When you’re feeling like you aren’t too sure of yourself, take a step back from everything and just look into your baby’s eyes. Remember that you created this perfect little being and that as long as you have her best interest at heart, everything will be just fine.
2. Nursing may be Tough
Are you picturing cuddling up with your little one and sharing tender moments while you nurse her? While that may happen right off the bat, for many new moms, nursing is difficult. You may find that your baby is having a difficult time latching on, or that you don’t know how to hold your baby in a comfortable position. You may not be producing enough milk, or it may hurt.

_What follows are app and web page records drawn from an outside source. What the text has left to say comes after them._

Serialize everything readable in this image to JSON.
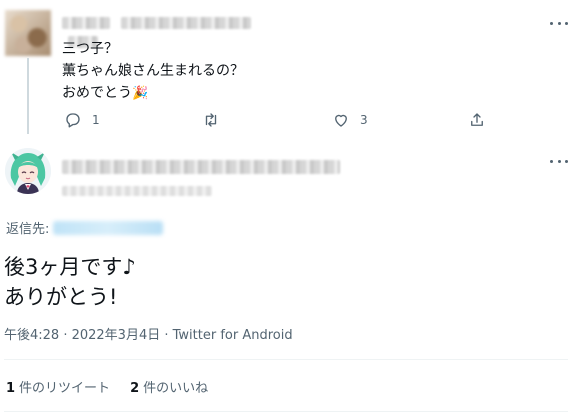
{
  "parent_tweet": {
    "text_lines": [
      "三つ子？",
      "薫ちゃん娘さん生まれるの？",
      "おめでとう"
    ],
    "celebration_icon": "party-popper-icon",
    "actions": {
      "reply_count": "1",
      "retweet_count": "",
      "like_count": "3"
    }
  },
  "main_tweet": {
    "reply_to_label": "返信先:",
    "text_lines": [
      "後3ヶ月です♪",
      "ありがとう!"
    ],
    "meta": "午後4:28 · 2022年3月4日 · Twitter for Android",
    "stats": {
      "retweets_count": "1",
      "retweets_label": "件のリツイート",
      "likes_count": "2",
      "likes_label": "件のいいね"
    }
  },
  "colors": {
    "text_primary": "#0f1419",
    "text_secondary": "#536471",
    "thread_line": "#cfd9de",
    "divider": "#eff3f4",
    "blurred_mention": "#bfe3f7"
  }
}
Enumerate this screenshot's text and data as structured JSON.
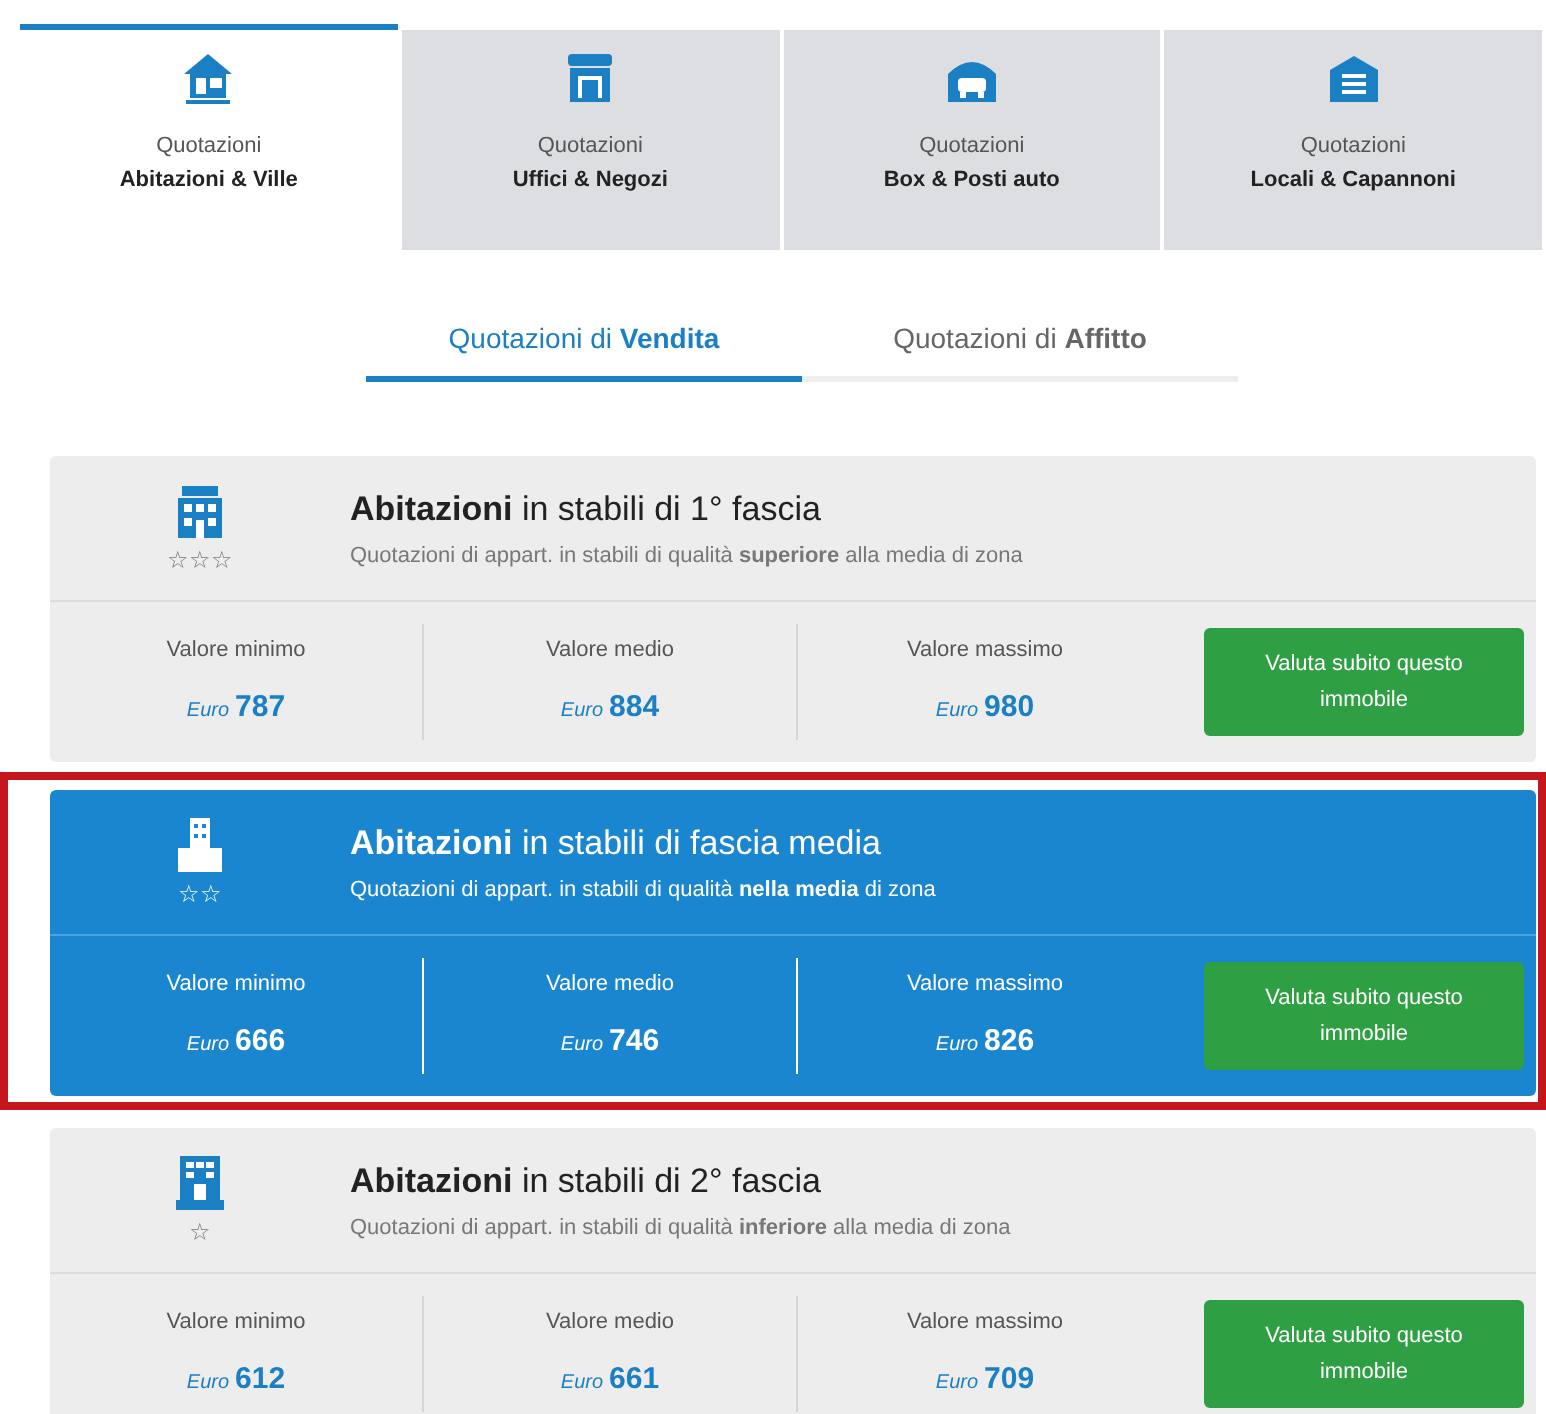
{
  "category_tabs": [
    {
      "line1": "Quotazioni",
      "line2": "Abitazioni & Ville",
      "selected": true
    },
    {
      "line1": "Quotazioni",
      "line2": "Uffici & Negozi",
      "selected": false
    },
    {
      "line1": "Quotazioni",
      "line2": "Box & Posti auto",
      "selected": false
    },
    {
      "line1": "Quotazioni",
      "line2": "Locali & Capannoni",
      "selected": false
    }
  ],
  "mode_tabs": [
    {
      "label": "Quotazioni di **Vendita**",
      "selected": true
    },
    {
      "label": "Quotazioni di **Affitto**",
      "selected": false
    }
  ],
  "cards": [
    {
      "title": "**Abitazioni** in stabili di 1° fascia",
      "subtitle": "Quotazioni di appart. in stabili di qualità **superiore** alla media di zona",
      "stars_text": "☆☆☆",
      "highlighted": false,
      "values": [
        {
          "label": "Valore minimo",
          "currency": "Euro",
          "amount": "787"
        },
        {
          "label": "Valore medio",
          "currency": "Euro",
          "amount": "884"
        },
        {
          "label": "Valore massimo",
          "currency": "Euro",
          "amount": "980"
        }
      ],
      "button": "Valuta subito questo immobile"
    },
    {
      "title": "**Abitazioni** in stabili di fascia media",
      "subtitle": "Quotazioni di appart. in stabili di qualità **nella media** di zona",
      "stars_text": "☆☆",
      "highlighted": true,
      "values": [
        {
          "label": "Valore minimo",
          "currency": "Euro",
          "amount": "666"
        },
        {
          "label": "Valore medio",
          "currency": "Euro",
          "amount": "746"
        },
        {
          "label": "Valore massimo",
          "currency": "Euro",
          "amount": "826"
        }
      ],
      "button": "Valuta subito questo immobile"
    },
    {
      "title": "**Abitazioni** in stabili di 2° fascia",
      "subtitle": "Quotazioni di appart. in stabili di qualità **inferiore** alla media di zona",
      "stars_text": "☆",
      "highlighted": false,
      "values": [
        {
          "label": "Valore minimo",
          "currency": "Euro",
          "amount": "612"
        },
        {
          "label": "Valore medio",
          "currency": "Euro",
          "amount": "661"
        },
        {
          "label": "Valore massimo",
          "currency": "Euro",
          "amount": "709"
        }
      ],
      "button": "Valuta subito questo immobile"
    }
  ]
}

If nursing is difficult for you and your newborn, you may feel upset, and that’s perfectly normal. Don’t let your struggles deter you; ask for help! Talk to a lactation consultant. These specialists can offer you tips, advice, and insight that can help get you and your newborn on the right track.
Formula Feeding is Fine

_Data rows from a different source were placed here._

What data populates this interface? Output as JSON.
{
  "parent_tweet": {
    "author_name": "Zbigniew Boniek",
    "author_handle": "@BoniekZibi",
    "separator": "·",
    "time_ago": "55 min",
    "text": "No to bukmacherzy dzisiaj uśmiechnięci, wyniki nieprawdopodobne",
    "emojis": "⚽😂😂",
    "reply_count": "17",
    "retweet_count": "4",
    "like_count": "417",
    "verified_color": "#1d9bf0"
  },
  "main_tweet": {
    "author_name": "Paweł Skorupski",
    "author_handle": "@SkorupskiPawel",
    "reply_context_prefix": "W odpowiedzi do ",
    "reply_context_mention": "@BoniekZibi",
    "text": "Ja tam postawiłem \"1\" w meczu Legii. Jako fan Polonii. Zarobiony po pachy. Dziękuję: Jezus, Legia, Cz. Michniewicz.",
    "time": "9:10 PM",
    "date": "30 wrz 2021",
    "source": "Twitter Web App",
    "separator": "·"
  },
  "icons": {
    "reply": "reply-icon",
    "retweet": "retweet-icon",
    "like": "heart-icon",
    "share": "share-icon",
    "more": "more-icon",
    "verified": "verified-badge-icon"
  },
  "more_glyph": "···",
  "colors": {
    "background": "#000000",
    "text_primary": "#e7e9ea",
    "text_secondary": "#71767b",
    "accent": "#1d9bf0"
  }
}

If you find that nursing isn’t going to work out, it’s not the worst thing in the world; formula fed babies turn out just fine (both of my children received both breast milk and formula and they are flourishing physically and mentally.)
Sleep Deprivation: The Struggle is REAL
Yeah, yeah; I know that everyone you know – and even those that you don’t know – has told you to enjoy your sleep before the baby comes. I also know that you are probably tired of hearing it (I sure was!); however, let me tell you that you have no idea what sleep deprivation is like until after that first week with your newborn. I honestly mean that. You have NO idea.
Sure, you’ve probably pulled all-nighters before and you’ve definitely been exhausted before, but you have never been as tired as you are going to be once your newborn arrives. Newborns don’t know the difference between night and day. They also don’t sleep for long stretches of time. Your baby is going to want to eat every 3 to 4 hours or so, and he is going to let you know when he wants to eat; and he’s definitely not going to care if you just feel asleep or if your longest stretch of sleep has only been 20 minutes in the past 24 hours. And, not only are you exhausted, but you also have to actually take care of someone; you can’t just lay there and stare at the TV like you did when you were exhausted pre-child.
The sleep deprivation will be a shock to your system, but before you know it, you’ll figure out that you can survive on a few hours of sleep and an IV of coffee.
Call in the Reinforcements
When you really can’t keep your eyes open and the sleep deprivation has gotten to be too much, call in the reinforcements. Ask one of the grandparents, one of the aunts or uncles or a trusted friend if they would be willing to sit with baby while you get a little shut-eye.
One Flew Over the Cuckoo’s Nest
The lack of sleep, your raging hormones, trying to adjust to life as a parent and everything else that comes with having a newborn can make you feel like you have gone a little, well, crazy.
Don’t be surprised if you find yourself crying one minute and laughing hysterically the next, or if you and your spouse start arguing, or if you really feel like telling your mother-in-law to shove it where the sun doesn’t shine. Feeling a little crazy is totally normal. When you do feel like you’ve reached your breaking point, however, do try to take a deep breath or ask for help. You aren’t going to do your baby or yourself any good if you start lashing out.
Could it be Post Partum?
It is important to note that if you feel very angry, you feel very down-in-the-dumps, you are harboring ill feelings toward your baby or you are having any other emotions that you are unsure of, you should talk to your doctor. You may suffer from postpartum depression (which is totally normal) and your doctor will be able to help you.